At times it seems an ancient place slowly marking the passage of time under the shade of giant trees until modernity pushes its face out to proclaim its presence.
As development moves apace at the recently established Tabatinga Housing Scheme in Lethem, residents there are anticipating an increase to the already growing population at the small border community.
Fort Wellington, West Coast Berbice which has a population of just about 100 residents is located about 54 miles from Georgetown and is the administrative centre of Region Five.
Number 68 Village, located about 41 miles from New Amsterdam has a population of almost 1,100 and is one of the most popular rice growing areas on the Corentyne.

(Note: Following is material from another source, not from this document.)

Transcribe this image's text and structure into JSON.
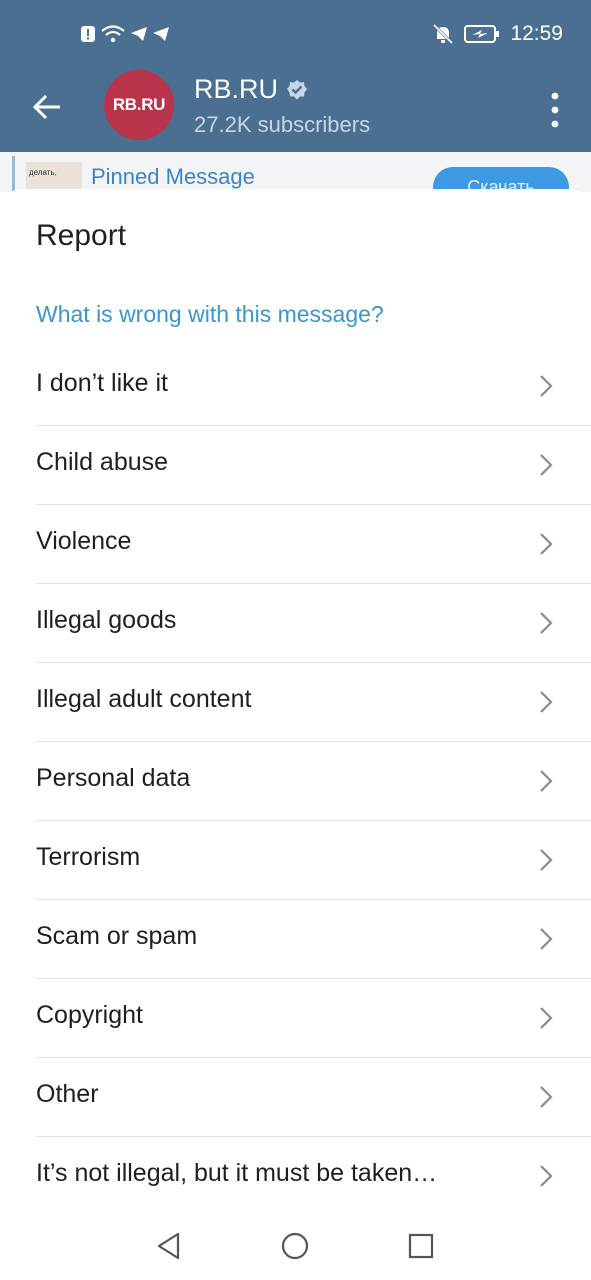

Every weekday hundreds and hundreds of persons stream out, heading for the city, returning in waves at night.
“Mahaicony is more of a family place and everybody living here either related or would look out for each other,” said Claudia Braithwaite, who vends at the once busy Farm/Zeskenderen junction in Central Mahaicony.
Shieldstown, a quiet village on the West Bank of Berbice was established after officials from the GuySuCo Estate at Blairmont made arrangements for residents of Rampoor Settlement to relocate there.
Although an isolated village, Mocha-Arcadia has many modern amenities that residents in the city are accustomed to.
A spirit of restoration is afoot in the East Coast Village of Victoria and the movement is being led by the Victoria Reconstruction Trust (VRT).
From a farming and a fishing community, Bush Lot Village, West Coast Berbice which has a population of over 10,000 has developed tremendously with residents establishing various types of business.
Cut off from the rest of the country and in “dire need of development” is the farming community of Laluni Creek.
Auchlyne Estate is not like any ordinary village on the Corentyne; although it is located in the Lancaster/Bloomfield Neighbourhood Democratic Council (NDC) it is managed by the Church of Scotland.
Rockstone sits on the Essequibo River some thirty-two miles above Bartica. In the past few years it has acquired a certain renown for hosting Guyana’s largest fish festival, which attracts both tourists as well as local people.
Sheet Anchor, the last village in East Canje before reaching New Amsterdam has a population of over 4,500 with a section under the Canje Bridge that many people do not know exists.
Eight miles from Georgetown on the East Bank lies the village of Craig, a farming community which has evolved over the years from its original association with plantation lands.
Nine miles from Vreed-en-Hoop is the village of Wales on the West Bank of Demerara.
Seafield/No 42 Village seemed quiet, like any ordinary village in West Coast Berbice, but a recent visit established that a lot actually goes on there, especially through the Region Five Disabled Persons’ Network (DPN).
There has not been the expected increase in businesses at D’Edward Village, West Coast Berbice, following the opening of the Berbice River Bridge, but residents said the cost for houses at the location had certainly risen.
Kwakwani is home to more than four thousand people, and like many other communities across Guyana, it has its fair share of successes and challenges.
My guides were reluctant to enter the mouth of the creek, even if they would not say it outright.
The freshness of the air suggests that clouds may soon unleash some rain.
Hopetown Village, West Coast Berbice is fairly quiet on a normal day, although it is known for holding grand soirees as part of its emancipation celebrations.
A mixture of ethnic groups call Patentia their home, and residents say their community is harmonious, and they participate in each other’s religious observances.
As commerce threatens to overwhelm areas available for development, residents of the major communities in the Mabaruma Sub-Region in Region One nevertheless remain optimistic about what the future holds for life there.
Easy-going, independent and hospitable are only some of the words used by Leguan residents
Nothing stirs within the thatched houses that occasionally crack the forested monotony along the upper Pomeroon River.
For some people, living away from the capital may present a challenge but for the residents of Kuru Kururu, they are satisfied with life in their community and regard it as “a peaceful place to live where everyone gets along with one another.” Kuru Kururu is located along the Linden-Soesdyke Highway and boasts infrastructure which may be the envy of some urban communities.